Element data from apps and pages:

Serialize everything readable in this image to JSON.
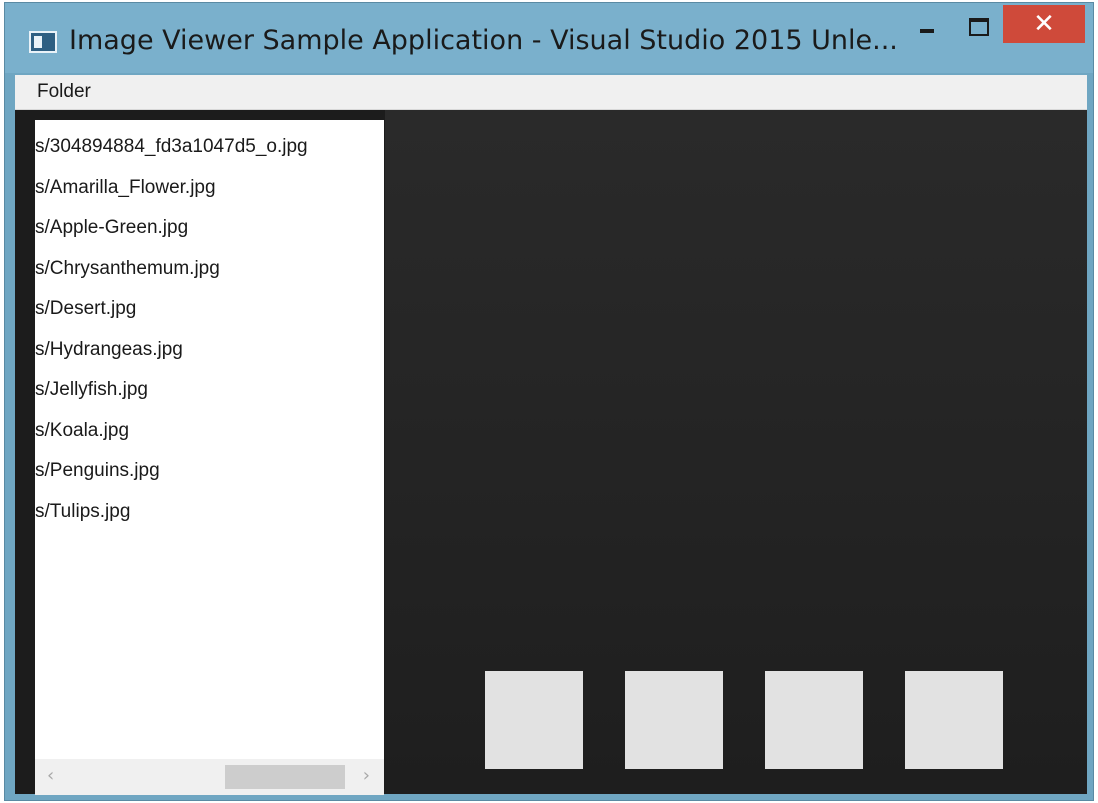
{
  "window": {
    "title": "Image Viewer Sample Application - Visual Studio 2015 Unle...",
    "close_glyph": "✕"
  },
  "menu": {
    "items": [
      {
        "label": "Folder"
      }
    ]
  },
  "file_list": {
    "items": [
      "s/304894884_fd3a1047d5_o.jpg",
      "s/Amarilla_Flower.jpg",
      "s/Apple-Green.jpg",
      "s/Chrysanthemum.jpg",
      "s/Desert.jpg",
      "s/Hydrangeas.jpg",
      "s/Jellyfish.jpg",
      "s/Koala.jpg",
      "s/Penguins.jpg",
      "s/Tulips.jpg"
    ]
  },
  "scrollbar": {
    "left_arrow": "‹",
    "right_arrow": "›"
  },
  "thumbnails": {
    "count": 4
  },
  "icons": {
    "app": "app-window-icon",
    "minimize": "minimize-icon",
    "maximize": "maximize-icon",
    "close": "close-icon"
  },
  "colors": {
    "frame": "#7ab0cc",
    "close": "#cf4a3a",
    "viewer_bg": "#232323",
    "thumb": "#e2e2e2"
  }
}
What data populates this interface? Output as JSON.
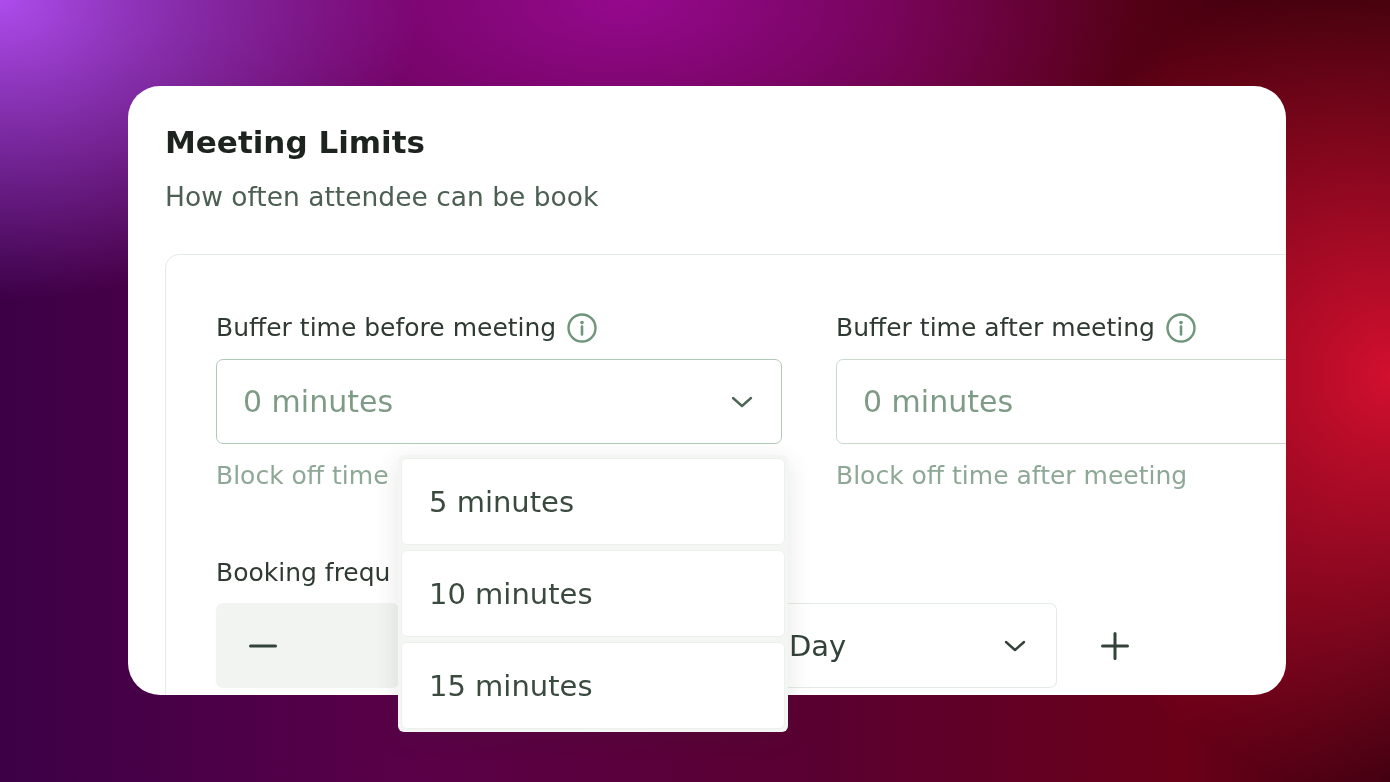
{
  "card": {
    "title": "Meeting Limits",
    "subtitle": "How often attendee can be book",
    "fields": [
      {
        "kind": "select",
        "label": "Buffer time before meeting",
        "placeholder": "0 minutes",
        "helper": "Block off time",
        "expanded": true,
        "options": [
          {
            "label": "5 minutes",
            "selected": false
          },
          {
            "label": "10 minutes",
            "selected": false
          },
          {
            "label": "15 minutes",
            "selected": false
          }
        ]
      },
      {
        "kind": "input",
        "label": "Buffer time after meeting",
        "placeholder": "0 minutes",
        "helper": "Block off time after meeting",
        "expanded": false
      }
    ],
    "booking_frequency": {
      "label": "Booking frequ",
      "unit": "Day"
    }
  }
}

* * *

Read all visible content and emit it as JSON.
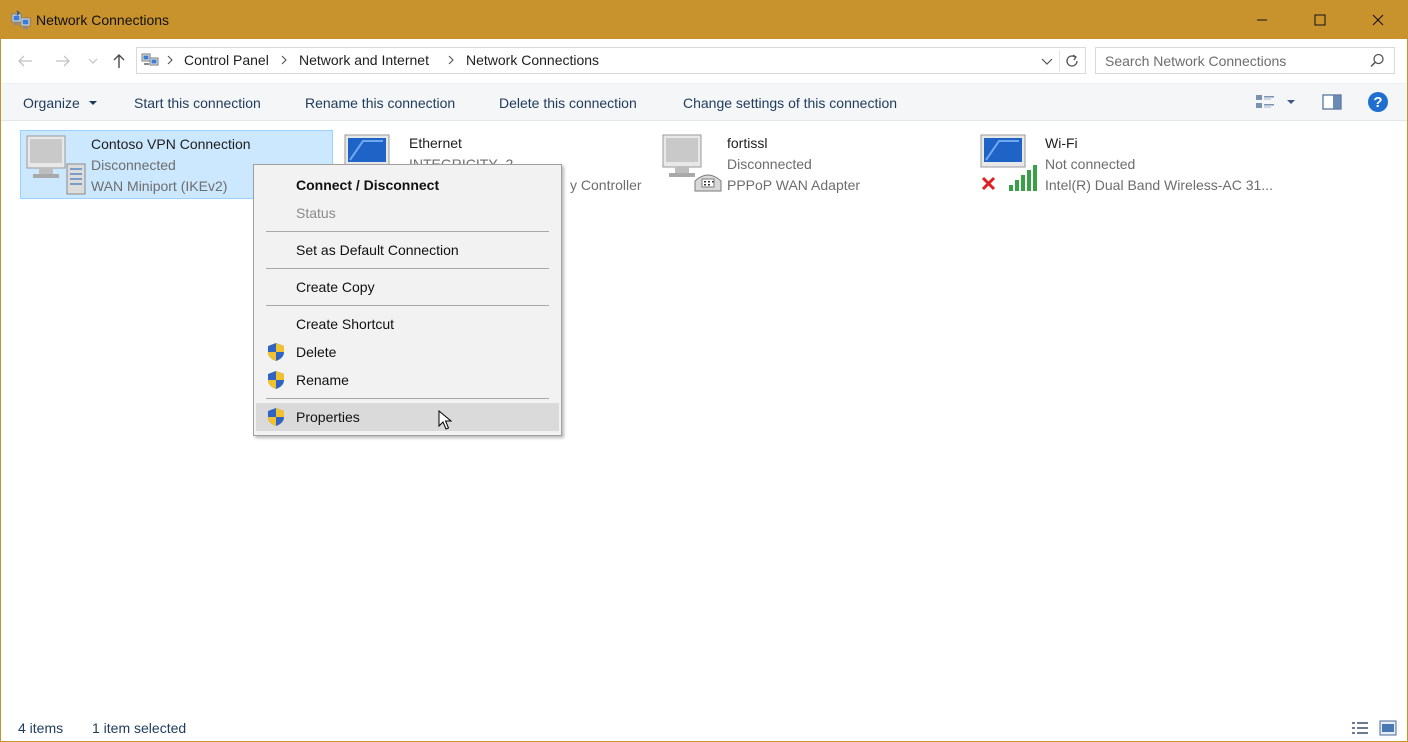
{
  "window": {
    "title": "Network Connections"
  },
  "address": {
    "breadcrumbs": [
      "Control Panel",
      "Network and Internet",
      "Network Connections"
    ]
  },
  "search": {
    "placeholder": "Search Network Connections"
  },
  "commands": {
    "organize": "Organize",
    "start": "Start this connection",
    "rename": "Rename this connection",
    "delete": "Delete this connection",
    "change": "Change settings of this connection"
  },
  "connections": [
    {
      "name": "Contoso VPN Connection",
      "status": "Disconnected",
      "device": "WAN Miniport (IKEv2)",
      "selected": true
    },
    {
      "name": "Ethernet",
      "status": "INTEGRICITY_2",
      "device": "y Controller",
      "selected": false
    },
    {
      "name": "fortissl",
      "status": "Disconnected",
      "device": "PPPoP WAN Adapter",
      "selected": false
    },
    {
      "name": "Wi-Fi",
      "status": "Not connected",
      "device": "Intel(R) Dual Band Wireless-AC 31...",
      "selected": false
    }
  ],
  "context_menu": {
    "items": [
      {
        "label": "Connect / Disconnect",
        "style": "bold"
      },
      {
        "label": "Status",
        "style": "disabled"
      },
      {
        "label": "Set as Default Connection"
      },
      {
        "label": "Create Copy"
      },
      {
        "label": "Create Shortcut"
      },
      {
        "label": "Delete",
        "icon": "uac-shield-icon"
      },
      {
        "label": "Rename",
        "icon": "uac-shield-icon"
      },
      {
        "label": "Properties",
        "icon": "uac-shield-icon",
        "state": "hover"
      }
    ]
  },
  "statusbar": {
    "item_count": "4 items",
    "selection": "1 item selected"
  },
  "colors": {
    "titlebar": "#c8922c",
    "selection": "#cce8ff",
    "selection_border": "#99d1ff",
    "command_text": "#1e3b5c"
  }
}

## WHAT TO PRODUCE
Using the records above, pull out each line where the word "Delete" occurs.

## RESPONSE
    "delete": "Delete this connection",
        "label": "Delete",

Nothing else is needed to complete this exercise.